After the end of the Civil War, the regime came under pressure from within as well as from the international environment, to become more democratic and less authoritarian. Its reaction was to operate a number of changes without substantially changing its character. The new constitution, adopted in 2010, further sharpened the authoritarian character of the regime. In the future, there will be no presidential elections: the president and the vice-president of the political party which comes out strongest in the parliamentary elections become automatically president and vice-president of Angola.
Angola has a rich subsoil heritage, from diamonds, oil, gold, copper, and a rich wildlife, forest, and fossils. Since independence, oil and diamonds have been the most important economic resource. Smallholder and plantation agriculture have dramatically dropped because of the Angolan Civil War, but have begun to recover after 2002. The transformation industry that had come into existence in the late colonial period collapsed at independence, because of the exodus of most of the ethnic Portuguese population, but has begun to reemerge, partly because of the influx of new Portuguese entrepreneurs.
Angola’s economy has undergone a period of transformation in recent years, moving from the disarray caused by a quarter century of civil war to being the fastest growing economy in Africa and one of the fastest in the world. In 2004, China’s Eximbank approved a $2 billion line of credit to Angola. The loan is being used to rebuild Angola’s infrastructure, and has also limited the influence of the International Monetary Fund in the country.
The country has vast mineral and petroleum reserves, and its economy has on average grown at a double-digit pace since the 1990s, especially since the end of the civil war. In spite of this, standards of living remain low for the majority of the population, and life expectancy and infant mortality rates in Angola are among the worst in the world. Angola is considered to be economically disparate, with the majority of the nation’s wealth concentrated in a disproportionately small sector of the population.

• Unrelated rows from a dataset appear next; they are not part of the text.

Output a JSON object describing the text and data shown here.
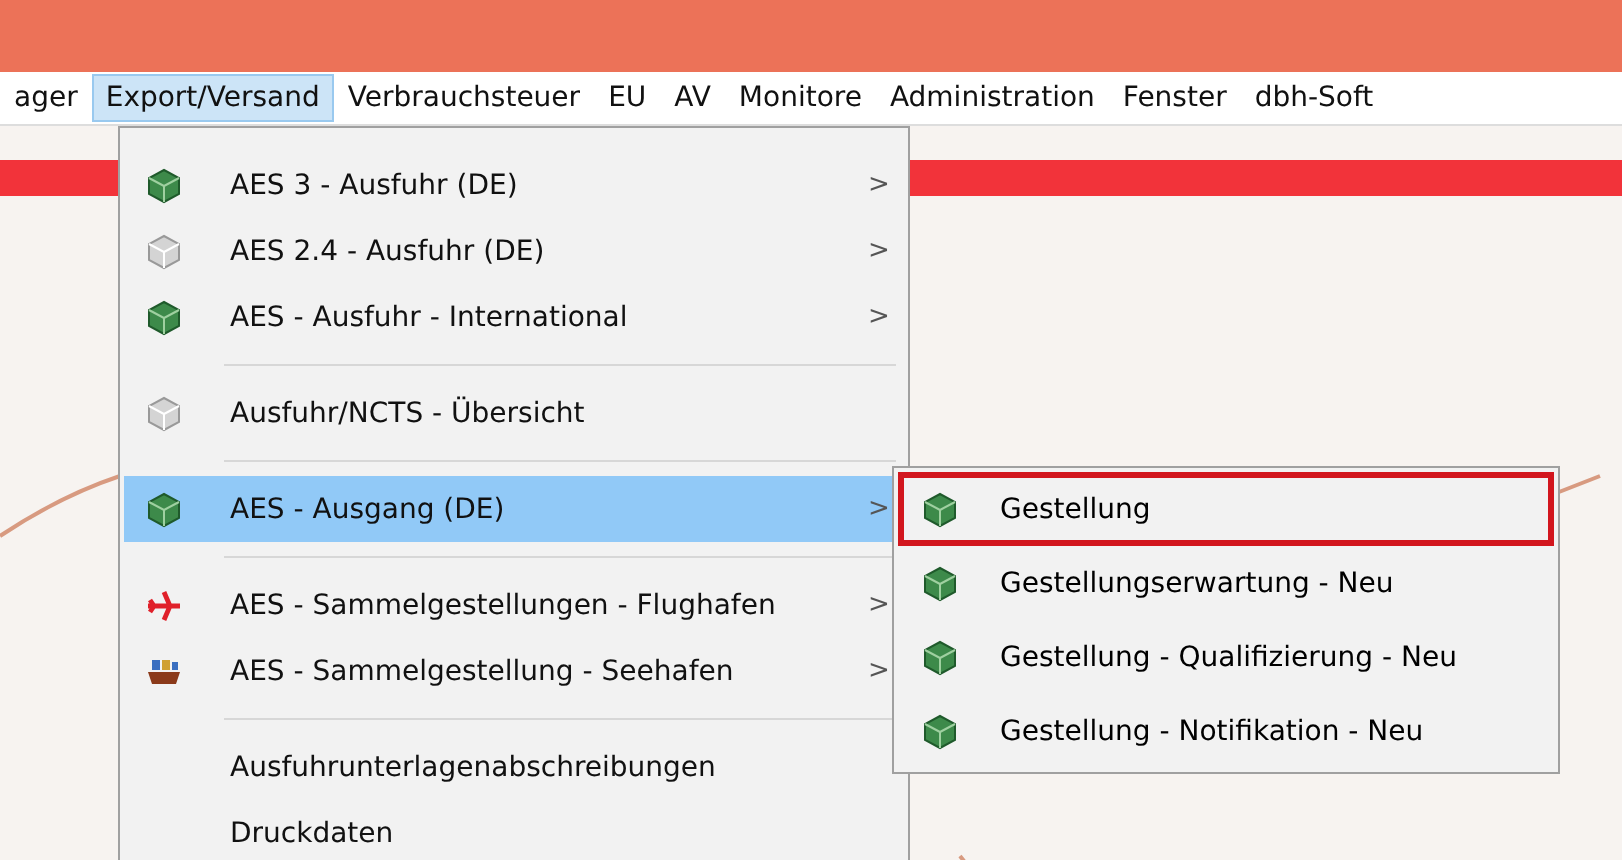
{
  "menu_bar": [
    {
      "label": "ager",
      "selected": false
    },
    {
      "label": "Export/Versand",
      "selected": true
    },
    {
      "label": "Verbrauchsteuer",
      "selected": false
    },
    {
      "label": "EU",
      "selected": false
    },
    {
      "label": "AV",
      "selected": false
    },
    {
      "label": "Monitore",
      "selected": false
    },
    {
      "label": "Administration",
      "selected": false
    },
    {
      "label": "Fenster",
      "selected": false
    },
    {
      "label": "dbh-Soft",
      "selected": false
    }
  ],
  "dropdown": [
    {
      "kind": "green-cube",
      "label": "AES 3 - Ausfuhr (DE)",
      "arrow": ">",
      "selected": false
    },
    {
      "kind": "grey-cube",
      "label": "AES 2.4 - Ausfuhr (DE)",
      "arrow": ">",
      "selected": false
    },
    {
      "kind": "green-cube",
      "label": "AES - Ausfuhr - International",
      "arrow": ">",
      "selected": false
    },
    {
      "kind": "separator"
    },
    {
      "kind": "grey-cube",
      "label": "Ausfuhr/NCTS - Übersicht",
      "selected": false
    },
    {
      "kind": "separator"
    },
    {
      "kind": "green-cube",
      "label": "AES - Ausgang (DE)",
      "arrow": ">",
      "selected": true
    },
    {
      "kind": "separator"
    },
    {
      "kind": "plane",
      "label": "AES - Sammelgestellungen - Flughafen",
      "arrow": ">",
      "selected": false
    },
    {
      "kind": "ship",
      "label": "AES - Sammelgestellung - Seehafen",
      "arrow": ">",
      "selected": false
    },
    {
      "kind": "separator"
    },
    {
      "kind": "plain",
      "label": "Ausfuhrunterlagenabschreibungen",
      "selected": false
    },
    {
      "kind": "plain",
      "label": "Druckdaten",
      "selected": false
    }
  ],
  "submenu": [
    {
      "label": "Gestellung",
      "highlighted": true
    },
    {
      "label": "Gestellungserwartung - Neu",
      "highlighted": false
    },
    {
      "label": "Gestellung - Qualifizierung - Neu",
      "highlighted": false
    },
    {
      "label": "Gestellung - Notifikation - Neu",
      "highlighted": false
    }
  ]
}
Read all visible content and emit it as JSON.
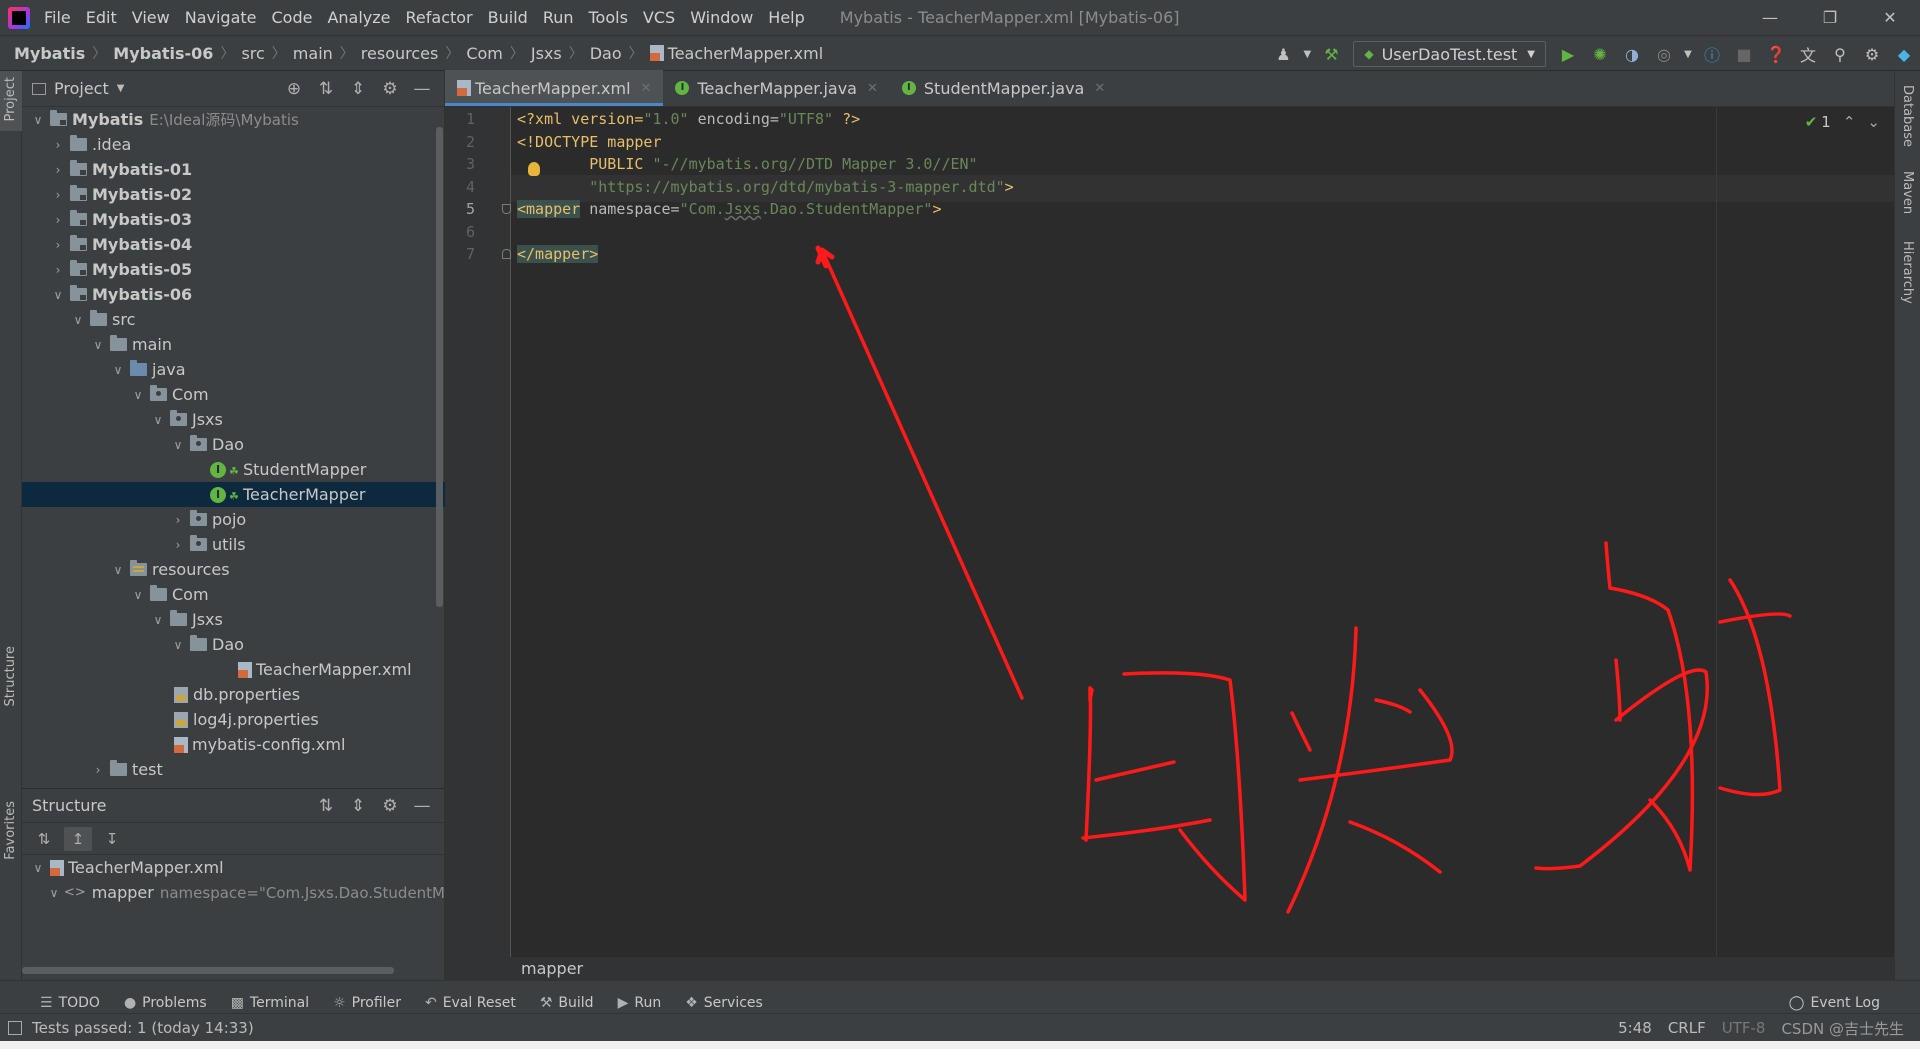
{
  "menubar": {
    "items": [
      "File",
      "Edit",
      "View",
      "Navigate",
      "Code",
      "Analyze",
      "Refactor",
      "Build",
      "Run",
      "Tools",
      "VCS",
      "Window",
      "Help"
    ],
    "title": "Mybatis - TeacherMapper.xml [Mybatis-06]"
  },
  "navbar": {
    "crumbs": [
      "Mybatis",
      "Mybatis-06",
      "src",
      "main",
      "resources",
      "Com",
      "Jsxs",
      "Dao",
      "TeacherMapper.xml"
    ],
    "run_config": "UserDaoTest.test"
  },
  "project_panel": {
    "title": "Project",
    "tree": [
      {
        "label": "Mybatis",
        "extra": "E:\\Ideal源码\\Mybatis"
      },
      {
        "label": ".idea"
      },
      {
        "label": "Mybatis-01"
      },
      {
        "label": "Mybatis-02"
      },
      {
        "label": "Mybatis-03"
      },
      {
        "label": "Mybatis-04"
      },
      {
        "label": "Mybatis-05"
      },
      {
        "label": "Mybatis-06"
      },
      {
        "label": "src"
      },
      {
        "label": "main"
      },
      {
        "label": "java"
      },
      {
        "label": "Com"
      },
      {
        "label": "Jsxs"
      },
      {
        "label": "Dao"
      },
      {
        "label": "StudentMapper"
      },
      {
        "label": "TeacherMapper"
      },
      {
        "label": "pojo"
      },
      {
        "label": "utils"
      },
      {
        "label": "resources"
      },
      {
        "label": "Com"
      },
      {
        "label": "Jsxs"
      },
      {
        "label": "Dao"
      },
      {
        "label": "TeacherMapper.xml"
      },
      {
        "label": "db.properties"
      },
      {
        "label": "log4j.properties"
      },
      {
        "label": "mybatis-config.xml"
      },
      {
        "label": "test"
      }
    ]
  },
  "structure_panel": {
    "title": "Structure",
    "root": "TeacherMapper.xml",
    "child": "mapper",
    "child_attr": "namespace=\"Com.Jsxs.Dao.StudentM"
  },
  "editor": {
    "tabs": [
      "TeacherMapper.xml",
      "TeacherMapper.java",
      "StudentMapper.java"
    ],
    "line_numbers": [
      "1",
      "2",
      "3",
      "4",
      "5",
      "6",
      "7"
    ],
    "lines": {
      "l1_a": "<?xml version=",
      "l1_b": "\"1.0\"",
      "l1_c": " encoding=",
      "l1_d": "\"UTF8\"",
      "l1_e": " ?>",
      "l2": "<!DOCTYPE mapper",
      "l3_a": "        PUBLIC ",
      "l3_b": "\"-//mybatis.org//DTD Mapper 3.0//EN\"",
      "l4_a": "        ",
      "l4_b": "\"https://mybatis.org/dtd/mybatis-3-mapper.dtd\"",
      "l4_c": ">",
      "l5_a": "<mapper",
      "l5_b": " namespace=",
      "l5_c": "\"Com.",
      "l5_d": "Jsxs",
      "l5_e": ".Dao.StudentMapper\"",
      "l5_f": ">",
      "l7": "</mapper>"
    },
    "inspection_count": "1",
    "breadcrumb": "mapper"
  },
  "stripes": {
    "left": [
      "Project",
      "Structure",
      "Favorites"
    ],
    "right": [
      "Database",
      "Maven",
      "Hierarchy"
    ]
  },
  "toolwindows": [
    "TODO",
    "Problems",
    "Terminal",
    "Profiler",
    "Eval Reset",
    "Build",
    "Run",
    "Services"
  ],
  "event_log": "Event Log",
  "status": {
    "message": "Tests passed: 1 (today 14:33)",
    "position": "5:48",
    "line_sep": "CRLF",
    "encoding": "UTF-8",
    "watermark": "CSDN @吉士先生"
  },
  "colors": {
    "accent": "#4a88c7",
    "annotation": "#ff1a1a",
    "selection": "#0d293e"
  }
}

In 2002, the country’s economy has developed significantly since achieving political stability, but still Angola faces huge social and economic problems. These are in part a result of the almost continual state of conflict from 1961 onwards, although the highest level of destruction and socio-economic damage took place after the 1975 independence, during the long years of civil war.
Although by law education in Angola is compulsory and free for eight years, the government reports that a percentage of students are not attending due to a lack of school buildings and teachers. Students are often responsible for paying additional school-related expenses, including fees for books and supplies. The Ministry of Education hired 20,000 new teachers in 2005 and continued to implement teacher trainings. Teachers tend to be underpaid, inadequately trained, and overworked. Although budgetary allocations for education were increased in 2004, the education system in Angola continues to be extremely under-funded.
Angola is gradually rebuilding its infrastructure, retrieving weapons from its heavily-armed civilian population and resettling tens of thousands of refugees who fled the fighting. Landmines and impassable roads have cut off large parts of the country. But oil exports and foreign loans have spurred economic growth and have fuelled a reconstruction boom.